Neumar, R. W., Otto, C. W., Link, M. S., Kronick, S. L., Shuster, M., Callaway, C. W., Kudenchuk, P. J., Ornato, J. P., McNally, B., Silvers, S. M., Passman, R. D., White, R. D., Hess, E. P., Tang, W., Davis, D., Sinz, E., & Morrison, L. (2010). Part 8: Adult advanced cardiovascular life support. 2010 American Heart Association guidelines for cardiopulmonary resuscitation and emergency cardiovascular care. Circulation, 122(18 Suppl 3), S729-S767. doi: 10.1161/CIRCULATIONAHA.110.970988

O'Connor, R. E., Brady, W., Brooks, S. C., Diercks, D., Egan, J., Ghaemmaghami, C., Menon, V., O'Neil, B. J., Travers, A. H., & Yannopoulos, D. (2010). Part 10: Acute coronary syndromes: 2010 American Heart Association guidelines for cardiopulmonary resuscitation and emergency cardiovascular care. Circulation, 122(18 Suppl 3), S787-S817. doi: 10.1161/CIRCULATIONAHA.110.971028

Rawles, J. M., & Kenmure, A. C. (1976). Controlled trial of oxygen in uncomplicated myocardial infarction. British Medical Journal, 1(6018), 1121–1123.

Richards, E. M., Fiskum, G., Rosenthal, R. E., Hopkins, I., & McKenna, M. C. (2007). Hyperoxic reperfusion after global ischemia decreases hippocampal energy metabolism. Stroke, 38, 1578-1584. doi: 10.1161/STROKEAHA.106.473967
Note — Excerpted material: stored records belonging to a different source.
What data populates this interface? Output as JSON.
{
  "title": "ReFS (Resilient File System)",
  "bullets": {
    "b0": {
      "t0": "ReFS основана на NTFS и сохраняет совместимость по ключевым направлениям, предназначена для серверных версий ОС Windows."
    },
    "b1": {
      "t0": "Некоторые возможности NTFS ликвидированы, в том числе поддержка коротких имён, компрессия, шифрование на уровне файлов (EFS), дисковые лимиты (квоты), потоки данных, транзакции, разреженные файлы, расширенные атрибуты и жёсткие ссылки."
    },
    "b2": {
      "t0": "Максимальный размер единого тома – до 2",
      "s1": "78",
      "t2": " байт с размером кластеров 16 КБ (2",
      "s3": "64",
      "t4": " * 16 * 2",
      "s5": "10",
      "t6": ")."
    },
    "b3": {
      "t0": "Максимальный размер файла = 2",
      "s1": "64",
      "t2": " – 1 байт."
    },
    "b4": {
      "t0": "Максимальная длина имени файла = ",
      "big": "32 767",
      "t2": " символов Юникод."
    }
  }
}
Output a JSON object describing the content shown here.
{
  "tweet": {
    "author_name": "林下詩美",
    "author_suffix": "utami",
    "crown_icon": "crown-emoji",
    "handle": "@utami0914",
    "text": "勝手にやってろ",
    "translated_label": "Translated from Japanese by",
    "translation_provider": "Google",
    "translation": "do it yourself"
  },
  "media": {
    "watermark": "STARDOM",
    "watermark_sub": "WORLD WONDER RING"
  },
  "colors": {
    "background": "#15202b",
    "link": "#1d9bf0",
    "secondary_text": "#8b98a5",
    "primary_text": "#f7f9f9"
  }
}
Richards, E. M., Rosenthal, R. E., Kristian, T., & Fiskum, G. (2006). Postischemic hyperoxia reduces hippocampal pyruvate dehydrogenase activity. Free Radical Biology and Medicine, 40, 1960–1970. doi:10.1016/j.freeradbiomed.2006.01.022

Robinson, T. D., Frieberg, D. B., Regnis, J. A., & Young, I. H. (2000). The role of hypoventilation and ventilation-perfusion redistribution in oxygen-induced hypercapnia during acute exacerbations of chronic obstructive pulmonary disease. American Journal of Respiratory and Critical Care Medicine 2000, 161(5), 1524-1529.

Sainani, K. L. (2010). Making sense of intention-to-treat. Physical Medicine and Rehabilitation, 2, 209-213. doi: 10.1016/j.pmrj.2010.01.004

Sassoon, C. S., Hassell, K. T., & Mahutte, C. K. (1987). Hyperoxic-induced hypercapnia in stable chronic obstructive pulmonary disease [abstract]. American Review of Respiratory Diseases, 135(4), 907-911.

Vereczki, V., Martin, E., Rosenthal, R. E., Hof, P. R., Hoffman, G. E., & Fiskum, G. (2006). Normoxic resuscitation after cardiac arrest protects against hippocampal oxidative stress, metabolic dysfunction, and neuronal death. Journal of Cerebral Blood Flow and Metabolism, 26, 821-835. doi:10.1038/sj.jcbfm.9600234

Wilson, A. T., & Channer, K. S. (1997). Hypoxaemia and supplemental oxygen therapy in the first 24 hours after myocardial infarction: the role of pulse oximetry. Journal of the Royal College of Physicians of London, 31, 657– 661.

Request product info from top AEDs companies

Thank You!

By submitting your information, you agree to be contacted by the selected vendor(s).

Join the discussion

Copyright © 2020 EMS1. All rights reserved.